The first device in the series is the hand training device designed to improve the hand movement performance. Depending on the device handle position, flexion-extension or rotation movements are practiced. During the training session the patient’s forearm is fixed on a special elbow-holder which can be adjusted as for the height.
The resistance controller sets the necessary load, with low resistance during the initial training sessions and further increase in the resistance level.
Two games have been designed to accompany the hand training device function. They are ‘The Bee’ and “Cossacks’.‘The Bee’ game is aimed at hand rotation movement training. This game tells the adventures story of the bee that is collecting honey from flowers at a green meadow. The child controls the bee’s movements at the game field by his/her hand movements. When the bee touches myrtle or a daisy, a drop of honey is added to its pail.
After collecting the full pot of honey the bee proceeds to the next game level. Depending on the game level the bee is to escape toadstools, a bumblebee, or hide from the rain.

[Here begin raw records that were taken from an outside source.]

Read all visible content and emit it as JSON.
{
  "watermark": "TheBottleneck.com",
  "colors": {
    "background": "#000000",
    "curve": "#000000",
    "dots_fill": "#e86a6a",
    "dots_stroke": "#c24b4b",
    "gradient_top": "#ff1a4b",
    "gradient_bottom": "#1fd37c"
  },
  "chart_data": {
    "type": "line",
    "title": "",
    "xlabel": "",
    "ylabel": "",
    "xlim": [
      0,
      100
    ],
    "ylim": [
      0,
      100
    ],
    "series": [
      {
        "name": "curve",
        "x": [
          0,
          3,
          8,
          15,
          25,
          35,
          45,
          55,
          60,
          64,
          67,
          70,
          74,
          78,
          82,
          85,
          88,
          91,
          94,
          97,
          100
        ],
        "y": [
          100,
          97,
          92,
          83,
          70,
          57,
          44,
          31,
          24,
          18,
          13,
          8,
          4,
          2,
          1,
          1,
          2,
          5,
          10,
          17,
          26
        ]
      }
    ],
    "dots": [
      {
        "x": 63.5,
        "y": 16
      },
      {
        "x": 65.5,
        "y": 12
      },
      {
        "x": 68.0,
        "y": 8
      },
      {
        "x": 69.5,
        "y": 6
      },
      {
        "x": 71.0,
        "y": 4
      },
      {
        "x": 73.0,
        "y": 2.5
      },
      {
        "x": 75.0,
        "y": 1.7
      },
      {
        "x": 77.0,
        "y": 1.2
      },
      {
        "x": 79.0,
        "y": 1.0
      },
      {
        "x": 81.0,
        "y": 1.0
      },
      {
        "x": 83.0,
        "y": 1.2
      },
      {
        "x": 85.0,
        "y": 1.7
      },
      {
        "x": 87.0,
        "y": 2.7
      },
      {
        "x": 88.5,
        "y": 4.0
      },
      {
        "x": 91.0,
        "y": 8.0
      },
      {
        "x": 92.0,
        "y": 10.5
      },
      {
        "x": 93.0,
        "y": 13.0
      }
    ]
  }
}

To train the flexion-extension hand movements the ‘Cossacks’ game has been designed. While performing the flexion movement of the hand and, thus, operating the game-ship, the game player is to fight the enemy fleet traveling over rocky islands. At the next level the game player is to defeat his/her enemies while racing on the horseback.Screenshot of ‘Cossacks’ game aimed at practicing flexion-extension movements
Since every child has her/his motor potential and restrictions, it is necessary to set the game parameters at the starting practice session, i. e., indicate the movement range at which the patient can perform movements. Later the information about the initial game parameters and data about each game session results are saved in the database, and can be used to analyze the practice progress in the future.
To estimate the efficiency of computer game-based devices the International Rehabilitation Clinic staff has conducted preliminary pilot study in the group of 30 children with spastic hemiplegia. The research findings show that the use of hand training device leads to improvement in grasping motor function, increase in active movement range, and development of hand strength.